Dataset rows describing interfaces

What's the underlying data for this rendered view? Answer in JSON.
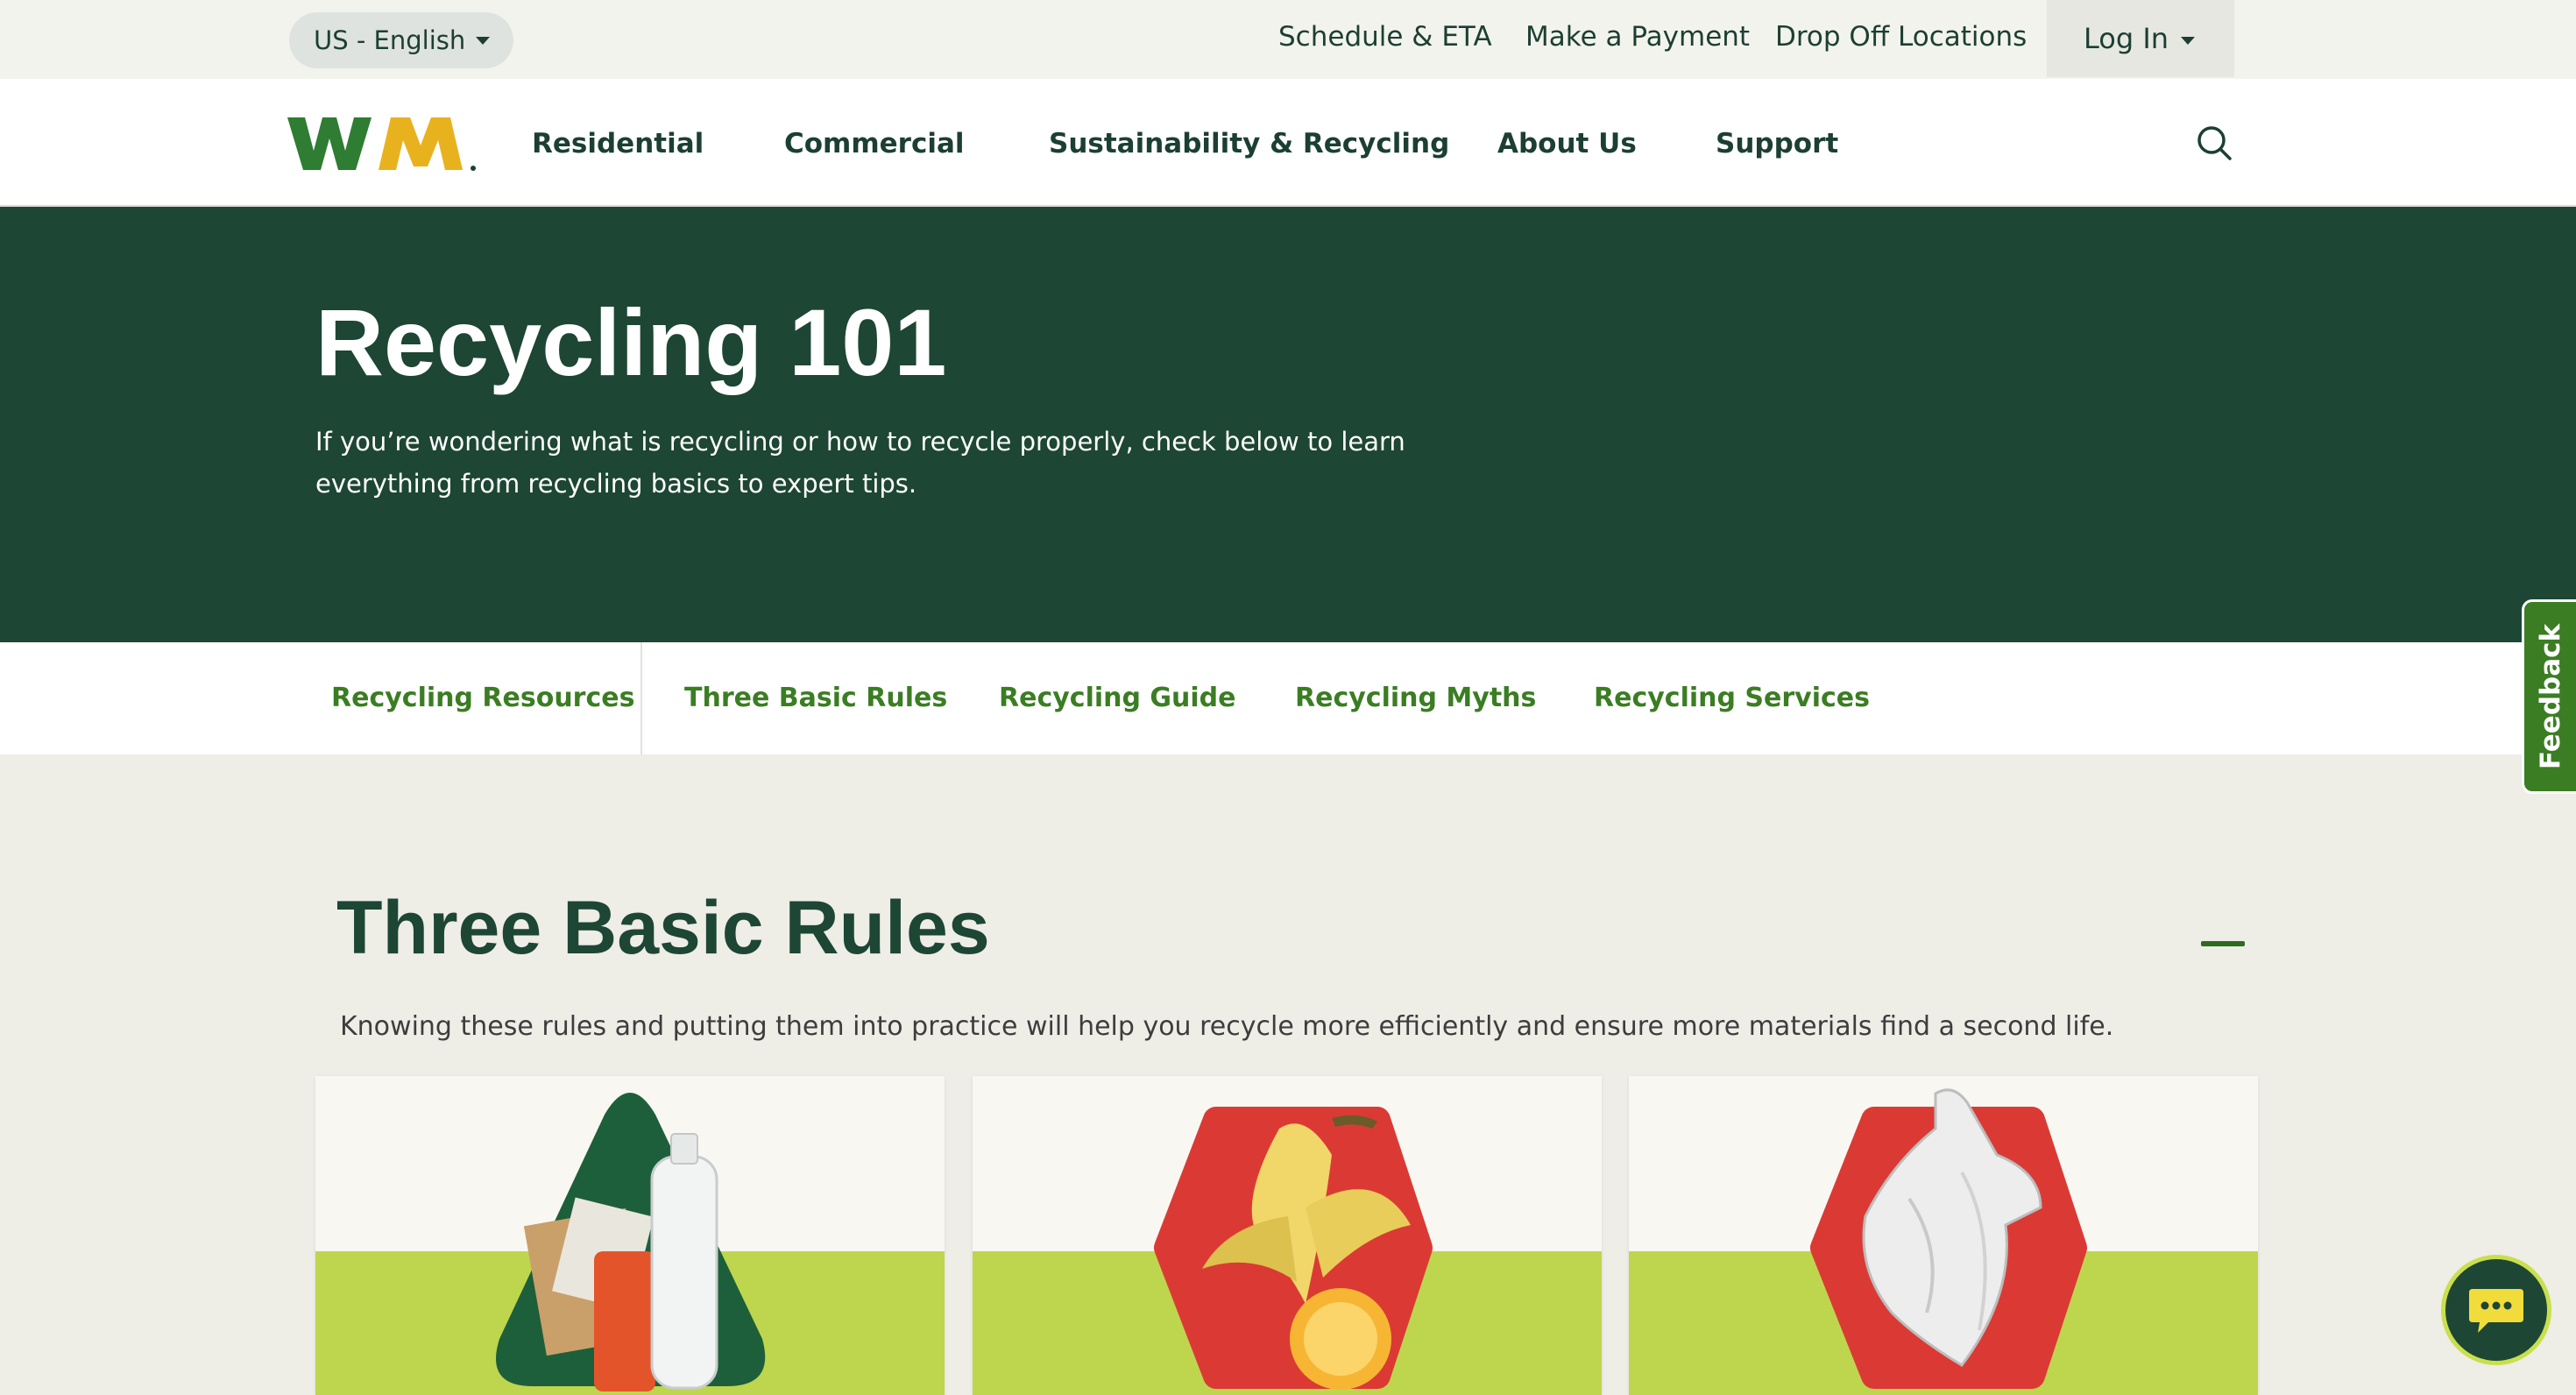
{
  "utility": {
    "language": "US - English",
    "links": [
      "Schedule & ETA",
      "Make a Payment",
      "Drop Off Locations"
    ],
    "login": "Log In"
  },
  "nav": {
    "logo_text": "WM",
    "items": [
      "Residential",
      "Commercial",
      "Sustainability & Recycling",
      "About Us",
      "Support"
    ],
    "search_icon": "search-icon"
  },
  "hero": {
    "title": "Recycling 101",
    "description": "If you’re wondering what is recycling or how to recycle properly, check below to learn everything from recycling basics to expert tips."
  },
  "subnav": {
    "items": [
      "Recycling Resources",
      "Three Basic Rules",
      "Recycling Guide",
      "Recycling Myths",
      "Recycling Services"
    ]
  },
  "section": {
    "title": "Three Basic Rules",
    "description": "Knowing these rules and putting them into practice will help you recycle more efficiently and ensure more materials find a second life.",
    "cards": [
      {
        "icon": "recyclables-triangle-icon"
      },
      {
        "icon": "food-waste-hexagon-icon"
      },
      {
        "icon": "plastic-bag-hexagon-icon"
      }
    ]
  },
  "feedback": {
    "label": "Feedback"
  },
  "chat": {
    "icon": "chat-icon"
  },
  "colors": {
    "primary_green": "#1d4634",
    "accent_green": "#3b7d23",
    "lime": "#bed64e",
    "stop_red": "#db3a34",
    "logo_yellow": "#e8b21f"
  }
}
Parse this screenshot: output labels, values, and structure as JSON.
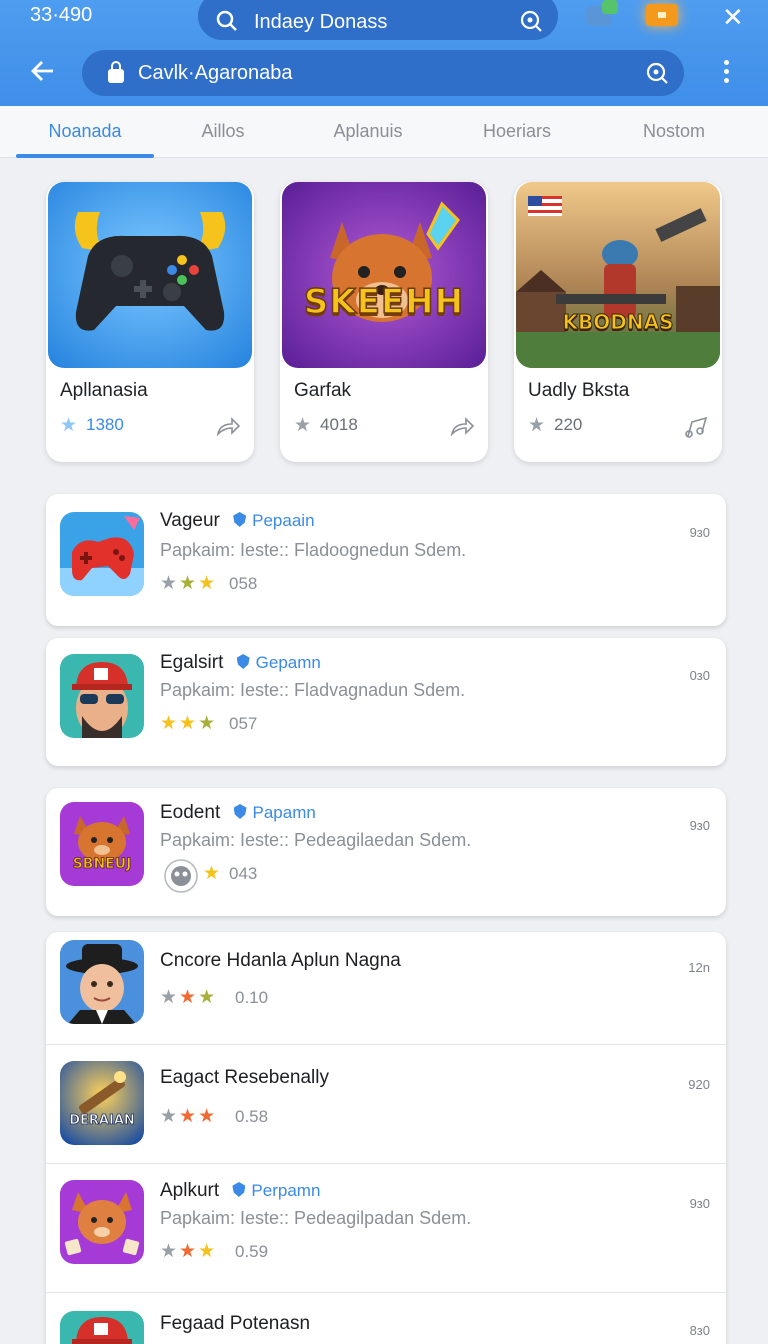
{
  "status": {
    "time": "33·490"
  },
  "top_search": {
    "text": "Indaey Donass"
  },
  "url_bar": {
    "text": "Cavlk·Agaronaba"
  },
  "tabs": [
    "Noanada",
    "Aillos",
    "Aplanuis",
    "Hoeriars",
    "Nostom"
  ],
  "featured": [
    {
      "title": "Apllanasia",
      "count": "1380",
      "art_text": ""
    },
    {
      "title": "Garfak",
      "count": "4018",
      "art_text": "SKEEHH"
    },
    {
      "title": "Uadly Bksta",
      "count": "220",
      "art_text": "KBODNAS"
    }
  ],
  "list": [
    {
      "name": "Vageur",
      "publisher": "Pepaain",
      "desc": "Papkaim: Ieste:: Fladoognedun Sdem.",
      "rating": "058",
      "size": "9з0"
    },
    {
      "name": "Egalsirt",
      "publisher": "Gepamn",
      "desc": "Papkaim: Ieste:: Fladvagnadun Sdem.",
      "rating": "057",
      "size": "0з0"
    },
    {
      "name": "Eodent",
      "publisher": "Papamn",
      "desc": "Papkaim: Ieste:: Pedeagilaedan Sdem.",
      "rating": "043",
      "size": "9з0",
      "icon_text": "SBNEUJ"
    },
    {
      "name": "Cncore Hdanla Aplun Nagna",
      "rating": "0.10",
      "size": "12n"
    },
    {
      "name": "Eagact Resebenally",
      "rating": "0.58",
      "size": "920",
      "icon_text": "DERAIAN"
    },
    {
      "name": "Aplkurt",
      "publisher": "Perpamn",
      "desc": "Papkaim: Ieste:: Pedeagilpadan Sdem.",
      "rating": "0.59",
      "size": "9з0"
    },
    {
      "name": "Fegaad Potenasn",
      "size": "8з0"
    }
  ],
  "colors": {
    "accent": "#3a8ae6",
    "topbar": "#4493ec",
    "star_yellow": "#f4c21c",
    "star_orange": "#ef6b34"
  }
}
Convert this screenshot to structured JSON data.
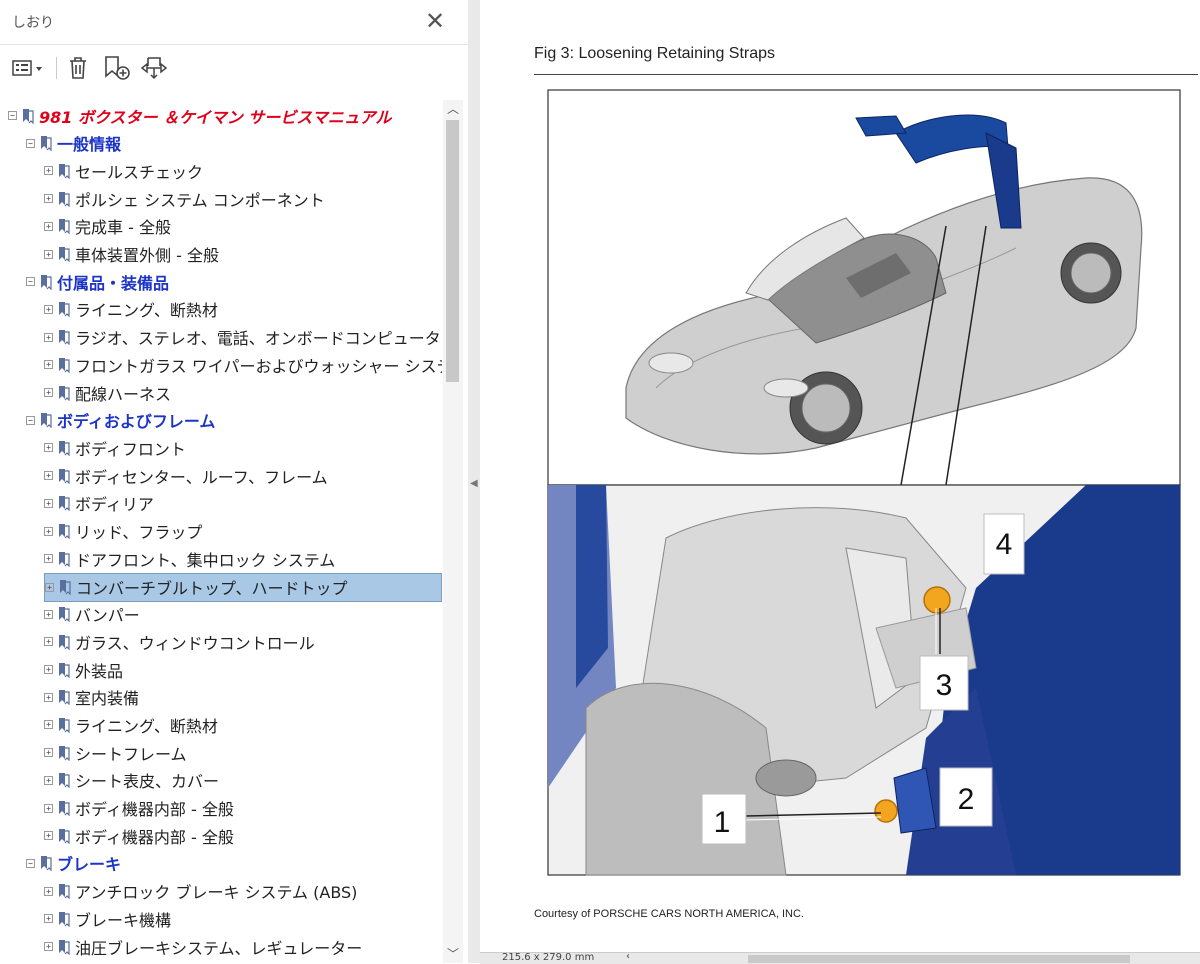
{
  "panel": {
    "title": "しおり",
    "close_icon": "close-icon"
  },
  "toolbar": {
    "options_icon": "list-options-icon",
    "delete_icon": "trash-icon",
    "new_bookmark_icon": "new-bookmark-icon",
    "expand_icon": "expand-bookmark-icon"
  },
  "tree": [
    {
      "label": "981 ボクスター ＆ケイマン  サービスマニュアル",
      "level": 0,
      "expanded": true
    },
    {
      "label": "一般情報",
      "level": 1,
      "expanded": true
    },
    {
      "label": "セールスチェック",
      "level": 2
    },
    {
      "label": "ポルシェ システム コンポーネント",
      "level": 2
    },
    {
      "label": "完成車 - 全般",
      "level": 2
    },
    {
      "label": "車体装置外側 - 全般",
      "level": 2
    },
    {
      "label": "付属品・装備品",
      "level": 1,
      "expanded": true
    },
    {
      "label": "ライニング、断熱材",
      "level": 2
    },
    {
      "label": "ラジオ、ステレオ、電話、オンボードコンピュータ",
      "level": 2
    },
    {
      "label": "フロントガラス ワイパーおよびウォッシャー システム",
      "level": 2
    },
    {
      "label": "配線ハーネス",
      "level": 2
    },
    {
      "label": "ボディおよびフレーム",
      "level": 1,
      "expanded": true
    },
    {
      "label": "ボディフロント",
      "level": 2
    },
    {
      "label": "ボディセンター、ルーフ、フレーム",
      "level": 2
    },
    {
      "label": "ボディリア",
      "level": 2
    },
    {
      "label": "リッド、フラップ",
      "level": 2
    },
    {
      "label": "ドアフロント、集中ロック システム",
      "level": 2
    },
    {
      "label": "コンバーチブルトップ、ハードトップ",
      "level": 2,
      "selected": true
    },
    {
      "label": "バンパー",
      "level": 2
    },
    {
      "label": "ガラス、ウィンドウコントロール",
      "level": 2
    },
    {
      "label": "外装品",
      "level": 2
    },
    {
      "label": "室内装備",
      "level": 2
    },
    {
      "label": "ライニング、断熱材",
      "level": 2
    },
    {
      "label": "シートフレーム",
      "level": 2
    },
    {
      "label": "シート表皮、カバー",
      "level": 2
    },
    {
      "label": "ボディ機器内部 - 全般",
      "level": 2
    },
    {
      "label": "ボディ機器内部 - 全般",
      "level": 2
    },
    {
      "label": "ブレーキ",
      "level": 1,
      "expanded": true
    },
    {
      "label": "アンチロック ブレーキ システム (ABS)",
      "level": 2
    },
    {
      "label": "ブレーキ機構",
      "level": 2
    },
    {
      "label": "油圧ブレーキシステム、レギュレーター",
      "level": 2
    }
  ],
  "document": {
    "figure_title": "Fig 3: Loosening Retaining Straps",
    "callouts": [
      "1",
      "2",
      "3",
      "4"
    ],
    "courtesy": "Courtesy of PORSCHE CARS NORTH AMERICA, INC."
  },
  "statusbar": {
    "page_size": "215.6 x 279.0 mm"
  },
  "colors": {
    "level0": "#e0001a",
    "level1": "#1c35c8",
    "selection": "#a9c8e6",
    "roof_blue": "#1a3a8c"
  }
}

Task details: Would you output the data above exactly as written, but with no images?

Result of the task:
What's the underlying data for this rendered view? Answer in JSON.
{
  "utility": {
    "language": "US - English",
    "links": [
      "Schedule & ETA",
      "Make a Payment",
      "Drop Off Locations"
    ],
    "login": "Log In"
  },
  "nav": {
    "logo_text": "WM",
    "items": [
      "Residential",
      "Commercial",
      "Sustainability & Recycling",
      "About Us",
      "Support"
    ],
    "search_icon": "search-icon"
  },
  "hero": {
    "title": "Recycling 101",
    "description": "If you’re wondering what is recycling or how to recycle properly, check below to learn everything from recycling basics to expert tips."
  },
  "subnav": {
    "items": [
      "Recycling Resources",
      "Three Basic Rules",
      "Recycling Guide",
      "Recycling Myths",
      "Recycling Services"
    ]
  },
  "section": {
    "title": "Three Basic Rules",
    "description": "Knowing these rules and putting them into practice will help you recycle more efficiently and ensure more materials find a second life.",
    "cards": [
      {
        "icon": "recyclables-triangle-icon"
      },
      {
        "icon": "food-waste-hexagon-icon"
      },
      {
        "icon": "plastic-bag-hexagon-icon"
      }
    ]
  },
  "feedback": {
    "label": "Feedback"
  },
  "chat": {
    "icon": "chat-icon"
  },
  "colors": {
    "primary_green": "#1d4634",
    "accent_green": "#3b7d23",
    "lime": "#bed64e",
    "stop_red": "#db3a34",
    "logo_yellow": "#e8b21f"
  }
}
Parse this screenshot: output labels, values, and structure as JSON.
{
  "status": {
    "time": "33·490"
  },
  "top_search": {
    "text": "Indaey Donass"
  },
  "url_bar": {
    "text": "Cavlk·Agaronaba"
  },
  "tabs": [
    "Noanada",
    "Aillos",
    "Aplanuis",
    "Hoeriars",
    "Nostom"
  ],
  "featured": [
    {
      "title": "Apllanasia",
      "count": "1380",
      "art_text": ""
    },
    {
      "title": "Garfak",
      "count": "4018",
      "art_text": "SKEEHH"
    },
    {
      "title": "Uadly Bksta",
      "count": "220",
      "art_text": "KBODNAS"
    }
  ],
  "list": [
    {
      "name": "Vageur",
      "publisher": "Pepaain",
      "desc": "Papkaim: Ieste:: Fladoognedun Sdem.",
      "rating": "058",
      "size": "9з0"
    },
    {
      "name": "Egalsirt",
      "publisher": "Gepamn",
      "desc": "Papkaim: Ieste:: Fladvagnadun Sdem.",
      "rating": "057",
      "size": "0з0"
    },
    {
      "name": "Eodent",
      "publisher": "Papamn",
      "desc": "Papkaim: Ieste:: Pedeagilaedan Sdem.",
      "rating": "043",
      "size": "9з0",
      "icon_text": "SBNEUJ"
    },
    {
      "name": "Cncore Hdanla Aplun Nagna",
      "rating": "0.10",
      "size": "12n"
    },
    {
      "name": "Eagact Resebenally",
      "rating": "0.58",
      "size": "920",
      "icon_text": "DERAIAN"
    },
    {
      "name": "Aplkurt",
      "publisher": "Perpamn",
      "desc": "Papkaim: Ieste:: Pedeagilpadan Sdem.",
      "rating": "0.59",
      "size": "9з0"
    },
    {
      "name": "Fegaad Potenasn",
      "size": "8з0"
    }
  ],
  "colors": {
    "accent": "#3a8ae6",
    "topbar": "#4493ec",
    "star_yellow": "#f4c21c",
    "star_orange": "#ef6b34"
  }
}
Convert this screenshot to structured JSON data.
{
  "panel": {
    "title": "しおり",
    "close_icon": "close-icon"
  },
  "toolbar": {
    "options_icon": "list-options-icon",
    "delete_icon": "trash-icon",
    "new_bookmark_icon": "new-bookmark-icon",
    "expand_icon": "expand-bookmark-icon"
  },
  "tree": [
    {
      "label": "981 ボクスター ＆ケイマン  サービスマニュアル",
      "level": 0,
      "expanded": true
    },
    {
      "label": "一般情報",
      "level": 1,
      "expanded": true
    },
    {
      "label": "セールスチェック",
      "level": 2
    },
    {
      "label": "ポルシェ システム コンポーネント",
      "level": 2
    },
    {
      "label": "完成車 - 全般",
      "level": 2
    },
    {
      "label": "車体装置外側 - 全般",
      "level": 2
    },
    {
      "label": "付属品・装備品",
      "level": 1,
      "expanded": true
    },
    {
      "label": "ライニング、断熱材",
      "level": 2
    },
    {
      "label": "ラジオ、ステレオ、電話、オンボードコンピュータ",
      "level": 2
    },
    {
      "label": "フロントガラス ワイパーおよびウォッシャー システム",
      "level": 2
    },
    {
      "label": "配線ハーネス",
      "level": 2
    },
    {
      "label": "ボディおよびフレーム",
      "level": 1,
      "expanded": true
    },
    {
      "label": "ボディフロント",
      "level": 2
    },
    {
      "label": "ボディセンター、ルーフ、フレーム",
      "level": 2
    },
    {
      "label": "ボディリア",
      "level": 2
    },
    {
      "label": "リッド、フラップ",
      "level": 2
    },
    {
      "label": "ドアフロント、集中ロック システム",
      "level": 2
    },
    {
      "label": "コンバーチブルトップ、ハードトップ",
      "level": 2,
      "selected": true
    },
    {
      "label": "バンパー",
      "level": 2
    },
    {
      "label": "ガラス、ウィンドウコントロール",
      "level": 2
    },
    {
      "label": "外装品",
      "level": 2
    },
    {
      "label": "室内装備",
      "level": 2
    },
    {
      "label": "ライニング、断熱材",
      "level": 2
    },
    {
      "label": "シートフレーム",
      "level": 2
    },
    {
      "label": "シート表皮、カバー",
      "level": 2
    },
    {
      "label": "ボディ機器内部 - 全般",
      "level": 2
    },
    {
      "label": "ボディ機器内部 - 全般",
      "level": 2
    },
    {
      "label": "ブレーキ",
      "level": 1,
      "expanded": true
    },
    {
      "label": "アンチロック ブレーキ システム (ABS)",
      "level": 2
    },
    {
      "label": "ブレーキ機構",
      "level": 2
    },
    {
      "label": "油圧ブレーキシステム、レギュレーター",
      "level": 2
    }
  ],
  "document": {
    "figure_title": "Fig 3: Loosening Retaining Straps",
    "callouts": [
      "1",
      "2",
      "3",
      "4"
    ],
    "courtesy": "Courtesy of PORSCHE CARS NORTH AMERICA, INC."
  },
  "statusbar": {
    "page_size": "215.6 x 279.0 mm"
  },
  "colors": {
    "level0": "#e0001a",
    "level1": "#1c35c8",
    "selection": "#a9c8e6",
    "roof_blue": "#1a3a8c"
  }
}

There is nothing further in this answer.